--- RECORD SET Enclosed Below ---

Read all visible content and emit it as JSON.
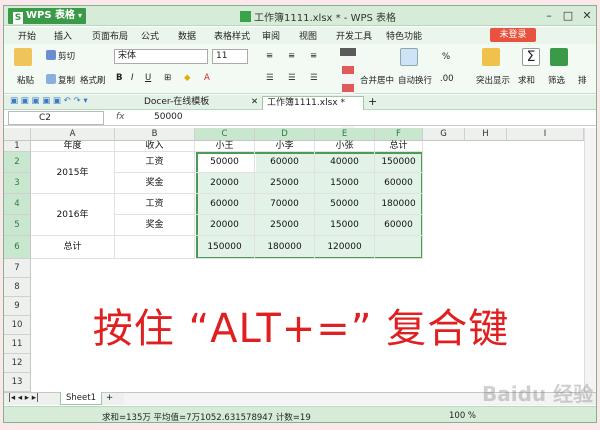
{
  "app": {
    "name": "WPS 表格",
    "doc_title": "工作簿1111.xlsx * - WPS 表格",
    "login": "未登录"
  },
  "menu": [
    "开始",
    "插入",
    "页面布局",
    "公式",
    "数据",
    "表格样式",
    "审阅",
    "视图",
    "开发工具",
    "特色功能"
  ],
  "ribbon": {
    "cut": "剪切",
    "copy": "复制",
    "format_painter": "格式刷",
    "paste": "粘贴",
    "font": "宋体",
    "size": "11",
    "merge": "合并居中",
    "wrap": "自动换行",
    "percent": "%",
    "freeze": "突出显示",
    "sum": "求和",
    "filter": "筛选",
    "sort": "排"
  },
  "tabs": [
    {
      "label": "Docer-在线模板"
    },
    {
      "label": "工作簿1111.xlsx *"
    }
  ],
  "formula": {
    "cell": "C2",
    "fx": "fx",
    "value": "50000"
  },
  "columns": [
    "A",
    "B",
    "C",
    "D",
    "E",
    "F",
    "G",
    "H",
    "I"
  ],
  "rows": [
    "1",
    "2",
    "3",
    "4",
    "5",
    "6",
    "7",
    "8",
    "9",
    "10",
    "11",
    "12",
    "13"
  ],
  "cells": {
    "r1": [
      "年度",
      "收入",
      "小王",
      "小李",
      "小张",
      "总计"
    ],
    "r2": [
      "2015年",
      "工资",
      "50000",
      "60000",
      "40000",
      "150000"
    ],
    "r3": [
      "",
      "奖金",
      "20000",
      "25000",
      "15000",
      "60000"
    ],
    "r4": [
      "2016年",
      "工资",
      "60000",
      "70000",
      "50000",
      "180000"
    ],
    "r5": [
      "",
      "奖金",
      "20000",
      "25000",
      "15000",
      "60000"
    ],
    "r6": [
      "总计",
      "",
      "150000",
      "180000",
      "120000",
      ""
    ]
  },
  "sheet": {
    "name": "Sheet1"
  },
  "status": {
    "text": "求和=135万  平均值=7万1052.631578947  计数=19",
    "zoom": "100 %"
  },
  "overlay_text": "按住 “ALT+=” 复合键",
  "watermark": "Baidu 经验",
  "colors": {
    "accent": "#3a9a48",
    "selection": "#e3f2e6",
    "overlay": "#e02020",
    "login": "#e8533f"
  }
}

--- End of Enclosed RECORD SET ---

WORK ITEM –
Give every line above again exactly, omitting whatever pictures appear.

ANSWER BOX –
Read all visible content and emit it as JSON.
{
  "app": {
    "name": "WPS 表格",
    "doc_title": "工作簿1111.xlsx * - WPS 表格",
    "login": "未登录"
  },
  "menu": [
    "开始",
    "插入",
    "页面布局",
    "公式",
    "数据",
    "表格样式",
    "审阅",
    "视图",
    "开发工具",
    "特色功能"
  ],
  "ribbon": {
    "cut": "剪切",
    "copy": "复制",
    "format_painter": "格式刷",
    "paste": "粘贴",
    "font": "宋体",
    "size": "11",
    "merge": "合并居中",
    "wrap": "自动换行",
    "percent": "%",
    "freeze": "突出显示",
    "sum": "求和",
    "filter": "筛选",
    "sort": "排"
  },
  "tabs": [
    {
      "label": "Docer-在线模板"
    },
    {
      "label": "工作簿1111.xlsx *"
    }
  ],
  "formula": {
    "cell": "C2",
    "fx": "fx",
    "value": "50000"
  },
  "columns": [
    "A",
    "B",
    "C",
    "D",
    "E",
    "F",
    "G",
    "H",
    "I"
  ],
  "rows": [
    "1",
    "2",
    "3",
    "4",
    "5",
    "6",
    "7",
    "8",
    "9",
    "10",
    "11",
    "12",
    "13"
  ],
  "cells": {
    "r1": [
      "年度",
      "收入",
      "小王",
      "小李",
      "小张",
      "总计"
    ],
    "r2": [
      "2015年",
      "工资",
      "50000",
      "60000",
      "40000",
      "150000"
    ],
    "r3": [
      "",
      "奖金",
      "20000",
      "25000",
      "15000",
      "60000"
    ],
    "r4": [
      "2016年",
      "工资",
      "60000",
      "70000",
      "50000",
      "180000"
    ],
    "r5": [
      "",
      "奖金",
      "20000",
      "25000",
      "15000",
      "60000"
    ],
    "r6": [
      "总计",
      "",
      "150000",
      "180000",
      "120000",
      ""
    ]
  },
  "sheet": {
    "name": "Sheet1"
  },
  "status": {
    "text": "求和=135万  平均值=7万1052.631578947  计数=19",
    "zoom": "100 %"
  },
  "overlay_text": "按住 “ALT+=” 复合键",
  "watermark": "Baidu 经验",
  "colors": {
    "accent": "#3a9a48",
    "selection": "#e3f2e6",
    "overlay": "#e02020",
    "login": "#e8533f"
  }
}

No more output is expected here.